Ideas tips and tricks on what to grow and when.
Appropriate cover to protect your plants from the elements.
Be water wise! Learn about ways to be a water warrior.
Birds and the bees. How do you make sure they have a happy home?
Beginners’ guide to compost and worms
A compost bin or pile in the garden can work really well but it is also possible to compost in a very limited space such as a courtyard, balcony or even a kitchen bench top.
© Scott Hitchins
For most of us, when we think of composting, we think of a black bin in some obscure corner of the garden where, when we remember, we go to empty a container of kitchen scraps into a smelly slimy morass that seems to go forever without breaking down into the lovely rich soil-like stuff that TV-gardeners are always running their hands through as though they’d just discover a treasure chest full of gold coins. This compost bin or pile in the garden can work really well but it is also possible to compost in a very limited space such as a courtyard, balcony or even a kitchen bench top.
We all know by now that composting is a ‘good’ thing.
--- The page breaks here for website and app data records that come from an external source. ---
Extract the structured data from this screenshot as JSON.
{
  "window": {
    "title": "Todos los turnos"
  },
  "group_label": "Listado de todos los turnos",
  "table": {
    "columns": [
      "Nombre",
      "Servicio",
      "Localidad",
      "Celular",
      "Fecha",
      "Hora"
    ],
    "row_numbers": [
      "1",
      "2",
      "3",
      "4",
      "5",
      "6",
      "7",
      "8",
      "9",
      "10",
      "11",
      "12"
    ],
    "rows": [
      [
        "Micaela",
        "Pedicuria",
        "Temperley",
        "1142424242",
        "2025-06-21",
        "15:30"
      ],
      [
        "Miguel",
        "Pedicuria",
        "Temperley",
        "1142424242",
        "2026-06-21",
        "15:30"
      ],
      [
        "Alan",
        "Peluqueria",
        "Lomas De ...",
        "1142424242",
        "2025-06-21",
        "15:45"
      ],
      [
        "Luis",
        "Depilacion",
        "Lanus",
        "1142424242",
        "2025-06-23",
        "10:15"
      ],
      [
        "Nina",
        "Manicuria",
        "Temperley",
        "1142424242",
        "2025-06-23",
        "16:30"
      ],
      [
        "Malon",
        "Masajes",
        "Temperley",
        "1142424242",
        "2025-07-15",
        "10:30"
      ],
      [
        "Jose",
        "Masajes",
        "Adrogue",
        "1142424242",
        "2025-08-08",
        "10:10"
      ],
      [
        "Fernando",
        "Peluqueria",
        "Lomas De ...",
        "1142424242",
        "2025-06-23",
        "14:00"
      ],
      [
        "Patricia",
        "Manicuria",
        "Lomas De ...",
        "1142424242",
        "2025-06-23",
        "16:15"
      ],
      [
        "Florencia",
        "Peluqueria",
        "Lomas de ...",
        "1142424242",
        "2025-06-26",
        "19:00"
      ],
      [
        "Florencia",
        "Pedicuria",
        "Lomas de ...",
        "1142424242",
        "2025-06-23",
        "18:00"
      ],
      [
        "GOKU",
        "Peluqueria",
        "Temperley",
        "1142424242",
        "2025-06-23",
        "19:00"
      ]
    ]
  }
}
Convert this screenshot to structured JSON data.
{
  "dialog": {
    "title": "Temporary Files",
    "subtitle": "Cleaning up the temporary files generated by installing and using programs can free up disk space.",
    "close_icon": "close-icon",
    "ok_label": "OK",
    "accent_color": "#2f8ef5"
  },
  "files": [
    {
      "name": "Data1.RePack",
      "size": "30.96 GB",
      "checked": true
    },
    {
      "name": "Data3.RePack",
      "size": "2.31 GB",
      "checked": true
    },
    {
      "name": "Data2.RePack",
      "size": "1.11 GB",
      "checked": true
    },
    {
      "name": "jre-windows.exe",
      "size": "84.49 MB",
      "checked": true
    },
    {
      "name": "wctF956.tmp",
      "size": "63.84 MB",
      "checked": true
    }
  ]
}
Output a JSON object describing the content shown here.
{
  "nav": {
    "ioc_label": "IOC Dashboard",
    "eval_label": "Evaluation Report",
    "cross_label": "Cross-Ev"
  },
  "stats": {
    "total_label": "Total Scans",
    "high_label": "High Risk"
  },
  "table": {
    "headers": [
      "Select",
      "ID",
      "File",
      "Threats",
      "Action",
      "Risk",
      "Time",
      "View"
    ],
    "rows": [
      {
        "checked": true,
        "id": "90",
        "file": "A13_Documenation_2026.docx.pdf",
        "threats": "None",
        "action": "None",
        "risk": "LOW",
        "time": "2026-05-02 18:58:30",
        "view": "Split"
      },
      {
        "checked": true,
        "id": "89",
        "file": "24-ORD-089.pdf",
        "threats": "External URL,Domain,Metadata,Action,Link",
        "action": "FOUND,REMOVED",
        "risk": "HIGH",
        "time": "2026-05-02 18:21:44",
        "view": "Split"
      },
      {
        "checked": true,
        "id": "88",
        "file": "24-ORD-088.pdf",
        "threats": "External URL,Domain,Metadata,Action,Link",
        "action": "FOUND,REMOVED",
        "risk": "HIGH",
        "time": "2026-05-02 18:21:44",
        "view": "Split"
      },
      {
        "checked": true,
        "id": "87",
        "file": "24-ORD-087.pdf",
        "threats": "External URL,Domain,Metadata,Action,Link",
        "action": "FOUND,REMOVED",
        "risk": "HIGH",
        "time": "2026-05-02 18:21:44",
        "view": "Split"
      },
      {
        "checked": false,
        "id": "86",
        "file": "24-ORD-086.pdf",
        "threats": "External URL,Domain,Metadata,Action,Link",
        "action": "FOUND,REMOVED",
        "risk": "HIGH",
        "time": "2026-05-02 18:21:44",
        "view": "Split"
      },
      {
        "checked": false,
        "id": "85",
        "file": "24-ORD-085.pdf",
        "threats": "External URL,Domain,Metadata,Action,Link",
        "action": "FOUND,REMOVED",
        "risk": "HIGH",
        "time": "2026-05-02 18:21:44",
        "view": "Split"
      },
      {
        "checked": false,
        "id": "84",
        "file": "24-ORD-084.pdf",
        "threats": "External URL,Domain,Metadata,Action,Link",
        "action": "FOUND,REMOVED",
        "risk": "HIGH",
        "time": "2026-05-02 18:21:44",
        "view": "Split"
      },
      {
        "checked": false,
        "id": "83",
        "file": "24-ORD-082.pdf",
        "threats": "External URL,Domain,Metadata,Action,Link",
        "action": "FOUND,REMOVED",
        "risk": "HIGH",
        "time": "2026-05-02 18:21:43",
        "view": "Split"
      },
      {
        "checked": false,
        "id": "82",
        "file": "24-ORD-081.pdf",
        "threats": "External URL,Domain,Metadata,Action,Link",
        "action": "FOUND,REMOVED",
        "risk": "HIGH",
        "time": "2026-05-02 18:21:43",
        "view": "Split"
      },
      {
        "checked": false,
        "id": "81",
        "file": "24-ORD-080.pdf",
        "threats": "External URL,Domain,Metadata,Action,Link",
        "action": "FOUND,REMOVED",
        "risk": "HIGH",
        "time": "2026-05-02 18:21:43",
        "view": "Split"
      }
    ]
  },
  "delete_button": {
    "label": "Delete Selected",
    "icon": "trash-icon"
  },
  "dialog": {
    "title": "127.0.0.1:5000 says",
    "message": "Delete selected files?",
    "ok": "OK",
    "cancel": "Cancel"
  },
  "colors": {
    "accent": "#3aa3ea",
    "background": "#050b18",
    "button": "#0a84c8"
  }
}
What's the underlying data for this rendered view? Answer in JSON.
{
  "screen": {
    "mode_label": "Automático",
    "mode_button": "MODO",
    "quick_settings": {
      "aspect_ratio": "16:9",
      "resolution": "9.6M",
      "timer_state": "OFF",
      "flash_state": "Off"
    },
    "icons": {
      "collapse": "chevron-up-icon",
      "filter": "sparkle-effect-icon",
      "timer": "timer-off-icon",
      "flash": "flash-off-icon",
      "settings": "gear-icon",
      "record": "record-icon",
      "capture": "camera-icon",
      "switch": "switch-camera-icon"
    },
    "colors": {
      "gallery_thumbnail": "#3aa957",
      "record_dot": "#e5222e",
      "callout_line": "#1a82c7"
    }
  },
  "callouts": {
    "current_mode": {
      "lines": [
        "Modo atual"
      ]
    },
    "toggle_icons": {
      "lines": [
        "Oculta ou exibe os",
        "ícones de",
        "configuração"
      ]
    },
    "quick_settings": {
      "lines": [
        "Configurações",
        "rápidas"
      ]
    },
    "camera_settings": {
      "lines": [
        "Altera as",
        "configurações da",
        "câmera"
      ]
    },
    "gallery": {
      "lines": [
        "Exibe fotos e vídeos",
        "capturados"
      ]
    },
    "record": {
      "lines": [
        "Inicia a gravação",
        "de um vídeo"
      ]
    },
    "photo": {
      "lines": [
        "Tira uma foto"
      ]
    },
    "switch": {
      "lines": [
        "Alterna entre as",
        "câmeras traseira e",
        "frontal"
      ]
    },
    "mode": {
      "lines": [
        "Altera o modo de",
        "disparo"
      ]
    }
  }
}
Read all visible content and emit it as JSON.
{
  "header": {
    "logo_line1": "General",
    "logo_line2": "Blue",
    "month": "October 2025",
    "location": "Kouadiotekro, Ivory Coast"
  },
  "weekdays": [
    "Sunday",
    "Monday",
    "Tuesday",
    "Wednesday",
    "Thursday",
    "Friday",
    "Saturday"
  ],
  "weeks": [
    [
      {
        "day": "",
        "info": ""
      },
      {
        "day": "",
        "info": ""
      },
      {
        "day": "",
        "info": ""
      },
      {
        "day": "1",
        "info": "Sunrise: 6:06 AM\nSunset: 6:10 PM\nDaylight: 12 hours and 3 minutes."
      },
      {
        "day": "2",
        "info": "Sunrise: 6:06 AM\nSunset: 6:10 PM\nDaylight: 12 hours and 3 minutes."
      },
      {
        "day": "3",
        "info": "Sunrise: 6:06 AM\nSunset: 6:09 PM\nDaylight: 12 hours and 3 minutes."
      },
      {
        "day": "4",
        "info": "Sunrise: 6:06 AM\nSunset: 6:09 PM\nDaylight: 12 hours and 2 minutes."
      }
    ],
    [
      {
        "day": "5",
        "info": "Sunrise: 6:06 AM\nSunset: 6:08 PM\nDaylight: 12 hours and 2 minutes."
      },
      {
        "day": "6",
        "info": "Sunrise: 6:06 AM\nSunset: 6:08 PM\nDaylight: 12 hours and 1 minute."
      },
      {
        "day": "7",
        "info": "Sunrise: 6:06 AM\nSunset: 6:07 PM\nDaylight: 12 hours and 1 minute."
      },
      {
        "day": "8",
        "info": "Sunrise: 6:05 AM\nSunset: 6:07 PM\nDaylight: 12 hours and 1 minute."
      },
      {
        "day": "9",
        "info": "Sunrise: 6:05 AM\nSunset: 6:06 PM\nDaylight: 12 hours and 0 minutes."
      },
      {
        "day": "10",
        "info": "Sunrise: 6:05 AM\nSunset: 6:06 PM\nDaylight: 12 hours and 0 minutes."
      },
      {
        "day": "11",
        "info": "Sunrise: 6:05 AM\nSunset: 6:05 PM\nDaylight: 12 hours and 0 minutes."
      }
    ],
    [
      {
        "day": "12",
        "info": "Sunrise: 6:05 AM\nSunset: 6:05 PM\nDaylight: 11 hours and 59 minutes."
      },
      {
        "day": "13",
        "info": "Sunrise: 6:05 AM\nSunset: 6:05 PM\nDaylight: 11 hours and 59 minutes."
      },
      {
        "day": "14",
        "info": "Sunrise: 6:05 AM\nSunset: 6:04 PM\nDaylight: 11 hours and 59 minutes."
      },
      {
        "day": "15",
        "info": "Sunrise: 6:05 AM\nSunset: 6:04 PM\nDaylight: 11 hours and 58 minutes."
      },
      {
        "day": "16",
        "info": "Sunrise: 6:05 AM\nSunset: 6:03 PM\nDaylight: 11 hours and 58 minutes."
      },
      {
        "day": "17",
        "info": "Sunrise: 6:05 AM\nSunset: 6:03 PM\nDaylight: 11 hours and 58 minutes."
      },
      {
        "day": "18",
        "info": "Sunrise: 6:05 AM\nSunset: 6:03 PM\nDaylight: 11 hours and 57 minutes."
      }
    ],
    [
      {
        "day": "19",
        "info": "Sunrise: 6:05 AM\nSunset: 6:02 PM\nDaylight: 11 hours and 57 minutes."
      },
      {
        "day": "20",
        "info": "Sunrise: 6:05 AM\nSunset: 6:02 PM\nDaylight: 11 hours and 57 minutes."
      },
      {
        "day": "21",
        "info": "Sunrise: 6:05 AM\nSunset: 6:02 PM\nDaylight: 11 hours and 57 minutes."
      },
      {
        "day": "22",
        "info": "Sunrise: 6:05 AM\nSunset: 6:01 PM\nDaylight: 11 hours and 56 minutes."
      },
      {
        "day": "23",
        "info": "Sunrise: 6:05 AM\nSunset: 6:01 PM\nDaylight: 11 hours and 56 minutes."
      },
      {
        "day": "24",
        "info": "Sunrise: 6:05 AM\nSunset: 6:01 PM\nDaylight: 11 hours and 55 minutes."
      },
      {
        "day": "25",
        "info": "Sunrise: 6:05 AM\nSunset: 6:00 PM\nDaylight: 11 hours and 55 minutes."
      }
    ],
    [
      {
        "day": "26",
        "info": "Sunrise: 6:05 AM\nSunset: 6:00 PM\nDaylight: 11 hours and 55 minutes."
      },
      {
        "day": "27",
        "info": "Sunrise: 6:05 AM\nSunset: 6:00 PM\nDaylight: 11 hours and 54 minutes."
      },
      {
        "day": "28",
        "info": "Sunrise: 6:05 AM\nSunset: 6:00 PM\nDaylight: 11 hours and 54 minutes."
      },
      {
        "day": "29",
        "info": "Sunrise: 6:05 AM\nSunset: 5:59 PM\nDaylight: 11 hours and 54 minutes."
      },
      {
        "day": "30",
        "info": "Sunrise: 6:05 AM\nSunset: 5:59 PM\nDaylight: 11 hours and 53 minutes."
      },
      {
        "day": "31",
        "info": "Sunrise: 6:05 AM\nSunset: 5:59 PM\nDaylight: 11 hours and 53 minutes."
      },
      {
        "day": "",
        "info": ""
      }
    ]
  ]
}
It keeps organic materials out of landfill, thereby reducing the production of Methane (which is much more destructive to the climate than Carbon dioxide). However it also makes good economic sense: Any food which you don’t get to eat this time around, you can compost and use to grow more food, giving you a second chance to get value out of what you’ve paid for.
When asked about the reasons why they do or don’t compost, some common issues people have are:
- It smells! Not true: a properly running compost system should smell pleasingly earthy. The most common reason for smell is that the system is too wet or contains too much ‘green stuff’ and not enough ‘brown stuff’ and not enough air is getting in.
- It attracts creepy-crawlies! Some insects and other little creatures are a normal part of composting: slaters and worms help break down the compost for you and increase the ration of good microorganisms. The little vinegar flies zipping about when you open the lid are also part of the process. They are not the destructive fruit flies that we get in warmer parts of Australia (although, they are close relatives with some really cool biological characteristics).
- It attracts rats and mice! If you turn or move your compost bin and see little mousies running around, your compost is too dry. They can’t live and breed in a properly damp (but not wet) compost pile.
- Everything goes mouldy! Well, der! That’s the whole idea: microscopic plants, animals and fungi consuming the waste and growing: exactly what happens on the forest floor.
Inoculate your own Bokashi bran
The expensive part of using a Bokashi system is the ongoing cost of the sprinkly stuff. Beat the system and make your own. For those of you who make your own yoghurt or sourdough at home, you will find the method quite similar:
Mix together three parts ordinary generic wheat bran with one part brown sugar or molasses with a good handful of the expensive bokashi stuff you bought (or some homemade stuff from your last batch). Add enough water to make it quite damp: if you squeeze a handful of it, no more than a drop or two of water should come out. Pack it very firmly into a lidded container, seal and leave in a shady spot for a month or more.
(adapted from http://journeytoforever.org/compost_make.html)
- Not enough water is better than too much water. Too much water is a usually a disaster, but if there’s not enough, the pile will heat up and then stop. Empty it out, loosen it all up with the compost fork, add more moisture, and put it back in the composter again, no big deal. Soon you’ll learn how much water is enough. If your pile is too wet, try emptying it, fluff it up, add more dry stuff, and some dry greens if you have such a thing (blood & bone or bird poo), and rebuild it.
- Too much nitrogen is better than not enough nitrogen. If there’s not enough the pile will just sit there forever, nothing happens for a year or two. If there’s too much the pile will heat up well and simply out-gas the excess with the steam in the form of ammonia gas, until the balance is right. Useful additions:Garden lime or dolomite, the finer ground the better. Liquid seaweed emulsion, such as Seasol or any other brand: – all the minerals for all the microorganisms, in easily digestible forms. Add compost from the previous batch to inoculate the pile. Sprinklings of ground rock powders are useful.
Other areas to explore:
- Compost teas –either fresh or brewed and aerated
- Trench and Sheet composting
- Electric composters